Don’t buy synthetic clothes when you can help it! Microplastics come from polymer-based materials like polyester and nylon, not natural fibers like cotton or hemp. Even when cotton and hemp release microfibers, they break down in the environment really quickly. When buying your next sweatshirt, reach for the natural fiber instead of the synthetic one.
Since most textile-based microfibers are released during the wash cycle, try to wash your clothes on the Delicate Cycle. A 2020 Italian study found that rougher settings can increase abrasion and lead to more particle release. However, when the Delicate Cycle was used instead of the Cotton Cycle, particle release dropped by more than 20%.
If you have your own washing machine (or you can be ultra-sneaky in your apartment building’s communal laundry room), consider installing a microfiber filter, which is designed to capture microplastics released during the wash cycle. Research proves these things can lower the total number of microfibers released from each wash cycle. If you don’t feel handy enough to install a filter, there are also options that you can throw into your washing machine to collect microfibers during each wash cycle, like this or this.

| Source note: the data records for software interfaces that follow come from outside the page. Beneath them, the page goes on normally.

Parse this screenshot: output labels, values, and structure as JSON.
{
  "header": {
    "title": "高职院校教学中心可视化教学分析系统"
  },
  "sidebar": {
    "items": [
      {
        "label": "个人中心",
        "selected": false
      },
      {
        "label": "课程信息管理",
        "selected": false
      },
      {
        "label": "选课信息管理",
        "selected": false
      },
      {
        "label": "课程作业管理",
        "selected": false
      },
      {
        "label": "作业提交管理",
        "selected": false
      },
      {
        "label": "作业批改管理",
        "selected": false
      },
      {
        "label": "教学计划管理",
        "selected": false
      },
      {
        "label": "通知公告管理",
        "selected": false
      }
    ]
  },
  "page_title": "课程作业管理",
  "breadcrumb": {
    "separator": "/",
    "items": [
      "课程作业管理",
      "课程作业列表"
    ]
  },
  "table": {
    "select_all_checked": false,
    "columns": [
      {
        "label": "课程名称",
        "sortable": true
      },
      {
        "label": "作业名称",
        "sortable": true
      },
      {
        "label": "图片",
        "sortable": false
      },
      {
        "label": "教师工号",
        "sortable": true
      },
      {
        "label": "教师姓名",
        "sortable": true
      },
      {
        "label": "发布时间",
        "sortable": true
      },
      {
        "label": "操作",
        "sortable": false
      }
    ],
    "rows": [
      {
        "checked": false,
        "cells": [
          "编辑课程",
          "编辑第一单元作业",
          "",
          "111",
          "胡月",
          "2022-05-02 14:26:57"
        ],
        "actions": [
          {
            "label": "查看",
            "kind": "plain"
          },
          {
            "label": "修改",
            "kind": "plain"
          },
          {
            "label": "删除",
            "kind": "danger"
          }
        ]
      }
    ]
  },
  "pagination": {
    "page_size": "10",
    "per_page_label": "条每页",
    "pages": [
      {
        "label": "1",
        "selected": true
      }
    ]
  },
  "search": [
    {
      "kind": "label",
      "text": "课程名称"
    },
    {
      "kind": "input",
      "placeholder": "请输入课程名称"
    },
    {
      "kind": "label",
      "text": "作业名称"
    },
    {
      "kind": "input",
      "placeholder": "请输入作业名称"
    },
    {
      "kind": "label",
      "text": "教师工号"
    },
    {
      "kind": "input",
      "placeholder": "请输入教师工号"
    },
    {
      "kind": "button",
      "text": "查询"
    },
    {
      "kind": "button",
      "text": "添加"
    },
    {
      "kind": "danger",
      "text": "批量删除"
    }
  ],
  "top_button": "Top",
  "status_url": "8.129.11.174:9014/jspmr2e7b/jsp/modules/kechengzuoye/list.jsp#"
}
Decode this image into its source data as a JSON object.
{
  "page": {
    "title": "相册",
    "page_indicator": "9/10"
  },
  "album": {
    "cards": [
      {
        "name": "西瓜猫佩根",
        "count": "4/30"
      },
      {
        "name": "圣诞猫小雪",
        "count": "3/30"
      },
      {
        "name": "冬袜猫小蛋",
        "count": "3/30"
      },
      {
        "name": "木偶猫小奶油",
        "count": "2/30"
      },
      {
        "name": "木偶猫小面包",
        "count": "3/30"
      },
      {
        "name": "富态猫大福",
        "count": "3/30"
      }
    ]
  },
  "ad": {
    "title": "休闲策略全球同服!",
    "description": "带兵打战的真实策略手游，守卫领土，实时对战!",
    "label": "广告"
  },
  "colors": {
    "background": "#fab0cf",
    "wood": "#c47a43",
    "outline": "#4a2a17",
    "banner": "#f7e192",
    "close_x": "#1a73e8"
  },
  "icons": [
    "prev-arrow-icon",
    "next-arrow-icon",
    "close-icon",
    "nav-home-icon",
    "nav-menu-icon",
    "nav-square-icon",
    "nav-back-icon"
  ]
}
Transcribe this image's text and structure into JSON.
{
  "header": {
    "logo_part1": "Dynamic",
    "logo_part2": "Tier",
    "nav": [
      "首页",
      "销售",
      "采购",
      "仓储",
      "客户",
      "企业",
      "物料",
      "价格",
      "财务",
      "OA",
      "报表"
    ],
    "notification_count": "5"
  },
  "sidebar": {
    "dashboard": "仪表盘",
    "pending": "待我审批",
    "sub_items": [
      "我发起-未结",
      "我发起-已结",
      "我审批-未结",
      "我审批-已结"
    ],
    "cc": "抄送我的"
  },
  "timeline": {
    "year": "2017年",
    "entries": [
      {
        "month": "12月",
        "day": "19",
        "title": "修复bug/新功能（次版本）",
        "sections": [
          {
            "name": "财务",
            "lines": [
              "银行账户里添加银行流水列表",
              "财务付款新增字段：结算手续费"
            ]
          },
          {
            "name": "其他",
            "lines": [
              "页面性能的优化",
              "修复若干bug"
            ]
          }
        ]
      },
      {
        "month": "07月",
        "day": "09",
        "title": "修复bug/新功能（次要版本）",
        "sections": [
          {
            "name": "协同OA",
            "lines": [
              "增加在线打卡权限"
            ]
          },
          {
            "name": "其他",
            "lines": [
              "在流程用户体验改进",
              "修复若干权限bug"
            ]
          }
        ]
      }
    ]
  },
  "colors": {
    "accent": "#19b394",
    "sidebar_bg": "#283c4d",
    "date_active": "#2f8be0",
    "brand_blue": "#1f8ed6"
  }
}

If synthetic fabrics are completely unavoidable, try to buy the fabric textures and types that release fewer, larger microfibers. Those are found in the figure below, based on a 2020 study in Environmental Science and Technology. Obviously, we want to release fewer microplastics into the environment, and larger particles are usually less toxic to wildlife and more likely to be caught by wastewater treatment technologies. Aim to buy and use the fabric textures closer to the top left of the chart, and really try to avoid microfibers when you can.
We spent a lot of time talking about clothing, but as mentioned above, cars release microplastics too! When possible, walk instead of driving, to limit wear and tear on your tires. When you do drive, make sure to keep your tires properly inflated to prevent excess tire wear (and improve your gas mileage), and regularly rotate your tires so they wear down more evenly and more gradually.
Avoid single-use plastic water bottles at all costs. They obviously release secondary microplastics after floating around in the water for a while, and a 2018 study in Frontiers in Chemistry found that 93% of plastic water brands that were tested had detectable levels of microplastics in the water. Also, those same authors let us know that there were twice as many microplastic particles in bottled water compared to tap water or beer. I don’t want to put words in Dr. Mason’s mouth, but it sounds like she basically said that beer is better for you than bottled water…
Consider lowering your seafood-based diet. While ingesting microplastics in water is going to happen no matter what, about half of the average person’s plastic microparticle ingestion comes from eating seafood via biomagnification (or the concentrated buildup of toxins, chemicals, or microplastics in the food chain).
Consider buying a super cool, super rad, state-of-the-art 2011 Toyota Prius. It has nothing to do with microplastics, but it drives like a dream and I think this is information worth sharing.
Finally, don’t panic! The science on microplastics is still pretty new, and we are all figuring out how to best deal with it. While you might be scared to drink water now, know that the health benefits (for example, surviving...), far outweigh the known risks from microplastics.